     The way the brain handles metaphors has also received extensive study; some scientists have contended that figures of speech like “a rough day” are so familiar that they are treated simply as words and no more. ... however, a team of researchers from Emory University reported in Brain & Language that when subjects in their laboratory read a metaphor involving texture, the sensory cortex, responsible for perceiving texture through touch, became active. Metaphors like “The singer had a velvet voice” and “He had leathery hands” roused the sensory cortex, while phrases matched for meaning, like “The singer had a pleasing voice” and “He had strong hands,” did not.
      Researchers have discovered that words describing motion also stimulate regions of the brain distinct from language-processing areas. In a study led by the cognitive scientist VĂ©ronique Boulenger, of the Laboratory of Language Dynamics in France, the brains of participants were scanned as they read sentences like “John grasped the object” and “Pablo kicked the ball.” The scans revealed activity in the motor cortex, which coordinates the body’s movements. ...
    ... The brain, it seems, does not make much of a distinction between reading about an experience and encountering it in real life; in each case, the same neurological regions are stimulated. Keith Oatley, an emeritus professor of cognitive psychology at the University of Toronto (and a published novelist), has proposed that reading produces a vivid simulation of reality, one that “runs on minds of readers just as computer simulations run on computers.” Fiction — with its redolent details, imaginative metaphors and attentive descriptions of people and their actions — offers an especially rich replica.

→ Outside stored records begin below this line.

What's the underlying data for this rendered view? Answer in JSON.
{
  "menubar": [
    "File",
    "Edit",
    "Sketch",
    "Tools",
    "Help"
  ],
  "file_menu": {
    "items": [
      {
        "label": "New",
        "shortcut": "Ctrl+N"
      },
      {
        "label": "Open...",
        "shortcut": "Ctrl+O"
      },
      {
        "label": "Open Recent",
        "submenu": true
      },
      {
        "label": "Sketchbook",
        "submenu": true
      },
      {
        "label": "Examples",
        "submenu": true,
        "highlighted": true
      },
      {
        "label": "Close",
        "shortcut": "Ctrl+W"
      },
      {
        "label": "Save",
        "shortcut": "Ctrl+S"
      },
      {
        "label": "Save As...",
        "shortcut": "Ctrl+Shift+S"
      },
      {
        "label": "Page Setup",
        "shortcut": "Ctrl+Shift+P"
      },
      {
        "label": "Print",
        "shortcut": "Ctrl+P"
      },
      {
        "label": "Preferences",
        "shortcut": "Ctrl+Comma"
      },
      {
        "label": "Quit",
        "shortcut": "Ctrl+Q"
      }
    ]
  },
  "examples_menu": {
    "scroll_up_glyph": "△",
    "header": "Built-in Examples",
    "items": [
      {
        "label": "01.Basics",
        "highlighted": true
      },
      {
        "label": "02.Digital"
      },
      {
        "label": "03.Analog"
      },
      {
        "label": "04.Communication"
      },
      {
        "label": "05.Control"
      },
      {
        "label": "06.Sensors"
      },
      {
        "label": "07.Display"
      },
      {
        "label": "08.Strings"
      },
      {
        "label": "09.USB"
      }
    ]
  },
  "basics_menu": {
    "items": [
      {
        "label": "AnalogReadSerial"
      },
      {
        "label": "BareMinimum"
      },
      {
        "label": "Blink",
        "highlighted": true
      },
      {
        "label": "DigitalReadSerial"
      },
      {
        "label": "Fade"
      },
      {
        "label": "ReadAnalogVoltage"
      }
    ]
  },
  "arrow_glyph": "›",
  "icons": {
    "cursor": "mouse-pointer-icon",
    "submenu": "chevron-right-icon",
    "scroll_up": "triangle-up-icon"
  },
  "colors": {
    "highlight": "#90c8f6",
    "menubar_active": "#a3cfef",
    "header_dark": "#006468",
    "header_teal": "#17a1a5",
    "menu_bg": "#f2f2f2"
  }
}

Indeed, in one respect novels go beyond simulating reality to give readers an experience unavailable off the page: the opportunity to enter fully into other people’s thoughts and feelings.
The novel, of course, is an unequaled medium for the exploration of human social and emotional life. ...
   ... Raymond Mar, a psychologist at York University in Canada, performed an analysis of 86 fMRI studies, published last year in the Annual Review of Psychology, and concluded that there was substantial overlap in the brain networks used to understand stories and the networks used to navigate interactions with other individuals — in particular, interactions in which we’re trying to figure out the thoughts and feelings of others. Scientists call this capacity of the brain to construct a map of other people’s intentions “theory of mind.” Narratives offer a unique opportunity to engage this capacity, as we identify with characters’ longings and frustrations, guess at their hidden motives and track their encounters with friends and enemies, neighbors and lovers. ...
   ... These findings will affirm the experience of readers who have felt illuminated and instructed by a novel, who have found themselves comparing a plucky young woman to Elizabeth Bennet or a tiresome pedant to Edward Casaubon. Reading great literature, it has long been averred, enlarges and improves us as human beings. Brain science shows this claim is truer than we imagined."

Read the whole article here.